SANDAKAN SURPRISE: Prime minister reaches out to the people with walkabout at two markets
ALL it took was to introduce himself as "Ajib Gor" and Prime Minister Datuk Seri Najib Razak became an instant hit among more than 1,000 students at a school here yesterday.
The students of the Yu Yuan Independent Chinese School were seated in covered tents fronting the VIP stand when Najib warmed himself up to them by saying: "Nama saya Ajib Gor" (My name is Ajib Gor).
Najib went on to advise the students to be multilingual so as to be globally competitive.
He said proficiency in languages, such as English and Mandarin, would give them an added advantage in the international marketplace.
"I encourage all students to have a multilingual ability right from the school level so that this will serve them well when they enter the job market or decide to go into business."
Najib said one of his children, who is studying at a university in the United States, chose to study Mandarin to improve his multilingual ability.
He said that the university stipulated that its students must be proficient in one additional modern language to graduate.
"For four years, he had to study Mandarin and on completion, I will send him to work in Beijing so that he can further improve his Mandarin skills.
"Last year, during the summer holidays, I sent him to Beijing to study Mandarin for a month at Beijing's Foreign Studies University," Najib added.
Najib said this way, Malaysians could succeed on the global level wherever they were.
At the function, Najib brought good news for the school's board when he announced that the Federal Government would allocate RM1 million for construction of the school's multipurpose hall, which costs RM5 million.
Najib then performed the ground-breaking ceremony for the hall and planted a tree to mark his visit to the oldest independent Chinese school in the state, which was established in 1962.
The prime minister's approach with the public, including an earlier walkabout yesterday at the markets in two of the most densely populated areas -- Mawar and Kim Fung -- captures his desire to reach out to the people.
Petty trader Sakura Wong, in her 60s, had no qualms standing on a chair and waving to the prime minister, who was at the Mawar market, yesterday.
"Malaysia No. 1 woh!" said Wong to a group of elderly women around a marble table in the covered wet market food court where they would normally gather.

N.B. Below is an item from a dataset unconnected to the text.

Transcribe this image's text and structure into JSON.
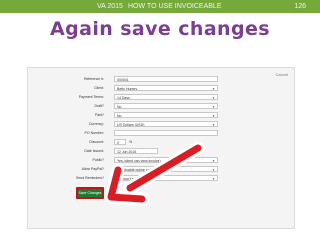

It was not long before Najib turned his attention to Wong and her group, joining them for tea and a chat. It took about a minute to sink in, but soon, the women went back to their chatty mode with Najib.
Choo Kiew Moi, 80, said Najib asked her about a deck of small cards with Chinese characters written on them.
"It is a card game called lok foo which we play," said Choo.
But games aside, Choo also asked Najib about the welfare aid to some of her friends, which had been stopped.
A similar question was asked at the Kim Fung market by Liew Min Shiong, 72, when Najib joined them for coffee and char-kueh (fried cruellers).
Liew said he spoke to former deputy chief minister Datuk Tham Nyip Shen over the issue and was told it would be looked into.
"At least I got to tell our No. 1 leader about my problem."
The walkabout proved to be a show stopper for many of the hawkers and patrons at the two markets. They stopped him for photographs, shook his hands and even engaged in banter.
A common topic was the 1Malaysia People's Aid Fund (BR1M) where the government gave RM500 to 4.12 million households.
Wong, Choo and Liew expressed their gratitude to Najib over the assistance.